ACTIVITY>
Scan the following data for lines with "label" and state how many there are, as a number only.

(Website and app data records)
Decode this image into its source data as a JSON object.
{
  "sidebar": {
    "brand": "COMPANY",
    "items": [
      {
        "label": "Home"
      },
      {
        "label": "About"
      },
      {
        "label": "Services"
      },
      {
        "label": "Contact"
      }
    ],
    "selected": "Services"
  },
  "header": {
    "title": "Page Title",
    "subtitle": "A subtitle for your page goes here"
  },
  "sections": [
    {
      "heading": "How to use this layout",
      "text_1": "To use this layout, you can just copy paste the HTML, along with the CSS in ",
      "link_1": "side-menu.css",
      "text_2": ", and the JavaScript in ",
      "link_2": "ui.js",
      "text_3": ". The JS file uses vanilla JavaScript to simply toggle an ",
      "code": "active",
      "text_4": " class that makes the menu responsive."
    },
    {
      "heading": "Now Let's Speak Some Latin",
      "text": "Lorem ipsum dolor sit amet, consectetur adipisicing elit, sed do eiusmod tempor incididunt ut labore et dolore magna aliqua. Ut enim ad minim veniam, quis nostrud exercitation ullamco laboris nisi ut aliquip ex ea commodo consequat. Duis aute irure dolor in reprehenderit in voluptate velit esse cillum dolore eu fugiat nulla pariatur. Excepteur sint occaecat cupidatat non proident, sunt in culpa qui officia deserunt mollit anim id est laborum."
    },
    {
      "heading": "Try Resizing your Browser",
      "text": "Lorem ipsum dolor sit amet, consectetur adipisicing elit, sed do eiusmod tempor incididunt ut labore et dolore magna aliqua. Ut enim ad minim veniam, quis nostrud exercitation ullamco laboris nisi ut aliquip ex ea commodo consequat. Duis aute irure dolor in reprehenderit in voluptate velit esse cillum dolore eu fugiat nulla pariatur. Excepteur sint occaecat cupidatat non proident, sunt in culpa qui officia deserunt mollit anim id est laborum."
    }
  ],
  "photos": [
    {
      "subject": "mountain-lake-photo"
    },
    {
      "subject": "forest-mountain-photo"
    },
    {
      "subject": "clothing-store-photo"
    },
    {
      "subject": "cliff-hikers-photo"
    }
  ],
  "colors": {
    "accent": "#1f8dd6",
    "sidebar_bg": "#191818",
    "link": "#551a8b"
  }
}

SOLUTION TO THIS PROBLEM>
4